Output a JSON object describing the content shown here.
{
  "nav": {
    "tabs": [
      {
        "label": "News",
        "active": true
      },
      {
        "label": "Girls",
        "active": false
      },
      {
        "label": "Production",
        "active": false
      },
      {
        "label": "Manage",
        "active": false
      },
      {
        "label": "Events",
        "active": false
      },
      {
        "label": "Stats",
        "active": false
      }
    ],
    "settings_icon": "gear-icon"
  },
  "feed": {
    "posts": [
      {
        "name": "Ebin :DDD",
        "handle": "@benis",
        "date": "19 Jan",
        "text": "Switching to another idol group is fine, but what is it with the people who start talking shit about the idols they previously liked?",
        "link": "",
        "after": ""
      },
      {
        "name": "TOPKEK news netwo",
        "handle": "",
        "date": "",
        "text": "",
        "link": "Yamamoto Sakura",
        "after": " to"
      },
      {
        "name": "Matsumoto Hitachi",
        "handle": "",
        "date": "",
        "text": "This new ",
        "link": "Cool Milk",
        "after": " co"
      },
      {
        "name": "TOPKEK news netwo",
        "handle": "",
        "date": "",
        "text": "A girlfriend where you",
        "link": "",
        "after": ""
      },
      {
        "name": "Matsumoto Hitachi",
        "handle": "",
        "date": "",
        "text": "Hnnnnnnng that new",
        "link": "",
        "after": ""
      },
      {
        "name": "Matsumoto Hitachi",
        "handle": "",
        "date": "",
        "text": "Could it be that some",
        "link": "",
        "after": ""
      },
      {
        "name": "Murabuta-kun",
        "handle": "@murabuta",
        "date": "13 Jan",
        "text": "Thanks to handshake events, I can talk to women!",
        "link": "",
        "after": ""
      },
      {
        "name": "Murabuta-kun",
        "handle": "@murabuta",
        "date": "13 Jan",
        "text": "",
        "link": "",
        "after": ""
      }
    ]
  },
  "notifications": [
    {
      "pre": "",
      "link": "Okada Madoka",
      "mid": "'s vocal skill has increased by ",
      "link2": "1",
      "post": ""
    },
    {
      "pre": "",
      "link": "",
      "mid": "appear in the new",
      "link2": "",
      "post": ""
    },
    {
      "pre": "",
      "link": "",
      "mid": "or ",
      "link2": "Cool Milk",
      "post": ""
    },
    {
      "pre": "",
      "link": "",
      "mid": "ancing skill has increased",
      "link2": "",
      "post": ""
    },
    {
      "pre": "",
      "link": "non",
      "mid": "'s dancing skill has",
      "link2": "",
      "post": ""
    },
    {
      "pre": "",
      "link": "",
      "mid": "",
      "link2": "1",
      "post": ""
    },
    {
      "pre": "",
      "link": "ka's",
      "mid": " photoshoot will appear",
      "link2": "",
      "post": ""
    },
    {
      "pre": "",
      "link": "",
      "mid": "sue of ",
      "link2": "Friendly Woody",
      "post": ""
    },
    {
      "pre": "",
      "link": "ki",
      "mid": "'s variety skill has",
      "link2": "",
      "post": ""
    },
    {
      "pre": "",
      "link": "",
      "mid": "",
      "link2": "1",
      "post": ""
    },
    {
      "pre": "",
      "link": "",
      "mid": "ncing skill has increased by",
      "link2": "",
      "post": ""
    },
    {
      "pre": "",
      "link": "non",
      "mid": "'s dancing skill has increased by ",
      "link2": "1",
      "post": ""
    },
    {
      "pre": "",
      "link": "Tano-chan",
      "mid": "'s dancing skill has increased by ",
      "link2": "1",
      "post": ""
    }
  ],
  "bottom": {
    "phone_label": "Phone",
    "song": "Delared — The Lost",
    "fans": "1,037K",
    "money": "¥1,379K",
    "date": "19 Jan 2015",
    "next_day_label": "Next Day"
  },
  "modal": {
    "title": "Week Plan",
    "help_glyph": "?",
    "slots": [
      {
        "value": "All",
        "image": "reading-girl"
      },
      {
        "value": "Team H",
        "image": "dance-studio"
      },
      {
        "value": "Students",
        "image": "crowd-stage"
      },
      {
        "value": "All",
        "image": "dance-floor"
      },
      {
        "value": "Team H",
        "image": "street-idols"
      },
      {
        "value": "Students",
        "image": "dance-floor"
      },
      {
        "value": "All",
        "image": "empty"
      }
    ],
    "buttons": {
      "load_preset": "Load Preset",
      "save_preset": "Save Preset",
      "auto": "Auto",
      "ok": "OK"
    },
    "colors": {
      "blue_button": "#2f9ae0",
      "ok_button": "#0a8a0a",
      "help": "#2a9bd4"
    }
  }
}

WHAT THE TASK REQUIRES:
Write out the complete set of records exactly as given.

RESULT BELOW:
Output a JSON object describing the content shown here.
{
  "nav": {
    "tabs": [
      {
        "label": "News",
        "active": true
      },
      {
        "label": "Girls",
        "active": false
      },
      {
        "label": "Production",
        "active": false
      },
      {
        "label": "Manage",
        "active": false
      },
      {
        "label": "Events",
        "active": false
      },
      {
        "label": "Stats",
        "active": false
      }
    ],
    "settings_icon": "gear-icon"
  },
  "feed": {
    "posts": [
      {
        "name": "Ebin :DDD",
        "handle": "@benis",
        "date": "19 Jan",
        "text": "Switching to another idol group is fine, but what is it with the people who start talking shit about the idols they previously liked?",
        "link": "",
        "after": ""
      },
      {
        "name": "TOPKEK news netwo",
        "handle": "",
        "date": "",
        "text": "",
        "link": "Yamamoto Sakura",
        "after": " to"
      },
      {
        "name": "Matsumoto Hitachi",
        "handle": "",
        "date": "",
        "text": "This new ",
        "link": "Cool Milk",
        "after": " co"
      },
      {
        "name": "TOPKEK news netwo",
        "handle": "",
        "date": "",
        "text": "A girlfriend where you",
        "link": "",
        "after": ""
      },
      {
        "name": "Matsumoto Hitachi",
        "handle": "",
        "date": "",
        "text": "Hnnnnnnng that new",
        "link": "",
        "after": ""
      },
      {
        "name": "Matsumoto Hitachi",
        "handle": "",
        "date": "",
        "text": "Could it be that some",
        "link": "",
        "after": ""
      },
      {
        "name": "Murabuta-kun",
        "handle": "@murabuta",
        "date": "13 Jan",
        "text": "Thanks to handshake events, I can talk to women!",
        "link": "",
        "after": ""
      },
      {
        "name": "Murabuta-kun",
        "handle": "@murabuta",
        "date": "13 Jan",
        "text": "",
        "link": "",
        "after": ""
      }
    ]
  },
  "notifications": [
    {
      "pre": "",
      "link": "Okada Madoka",
      "mid": "'s vocal skill has increased by ",
      "link2": "1",
      "post": ""
    },
    {
      "pre": "",
      "link": "",
      "mid": "appear in the new",
      "link2": "",
      "post": ""
    },
    {
      "pre": "",
      "link": "",
      "mid": "or ",
      "link2": "Cool Milk",
      "post": ""
    },
    {
      "pre": "",
      "link": "",
      "mid": "ancing skill has increased",
      "link2": "",
      "post": ""
    },
    {
      "pre": "",
      "link": "non",
      "mid": "'s dancing skill has",
      "link2": "",
      "post": ""
    },
    {
      "pre": "",
      "link": "",
      "mid": "",
      "link2": "1",
      "post": ""
    },
    {
      "pre": "",
      "link": "ka's",
      "mid": " photoshoot will appear",
      "link2": "",
      "post": ""
    },
    {
      "pre": "",
      "link": "",
      "mid": "sue of ",
      "link2": "Friendly Woody",
      "post": ""
    },
    {
      "pre": "",
      "link": "ki",
      "mid": "'s variety skill has",
      "link2": "",
      "post": ""
    },
    {
      "pre": "",
      "link": "",
      "mid": "",
      "link2": "1",
      "post": ""
    },
    {
      "pre": "",
      "link": "",
      "mid": "ncing skill has increased by",
      "link2": "",
      "post": ""
    },
    {
      "pre": "",
      "link": "non",
      "mid": "'s dancing skill has increased by ",
      "link2": "1",
      "post": ""
    },
    {
      "pre": "",
      "link": "Tano-chan",
      "mid": "'s dancing skill has increased by ",
      "link2": "1",
      "post": ""
    }
  ],
  "bottom": {
    "phone_label": "Phone",
    "song": "Delared — The Lost",
    "fans": "1,037K",
    "money": "¥1,379K",
    "date": "19 Jan 2015",
    "next_day_label": "Next Day"
  },
  "modal": {
    "title": "Week Plan",
    "help_glyph": "?",
    "slots": [
      {
        "value": "All",
        "image": "reading-girl"
      },
      {
        "value": "Team H",
        "image": "dance-studio"
      },
      {
        "value": "Students",
        "image": "crowd-stage"
      },
      {
        "value": "All",
        "image": "dance-floor"
      },
      {
        "value": "Team H",
        "image": "street-idols"
      },
      {
        "value": "Students",
        "image": "dance-floor"
      },
      {
        "value": "All",
        "image": "empty"
      }
    ],
    "buttons": {
      "load_preset": "Load Preset",
      "save_preset": "Save Preset",
      "auto": "Auto",
      "ok": "OK"
    },
    "colors": {
      "blue_button": "#2f9ae0",
      "ok_button": "#0a8a0a",
      "help": "#2a9bd4"
    }
  }
}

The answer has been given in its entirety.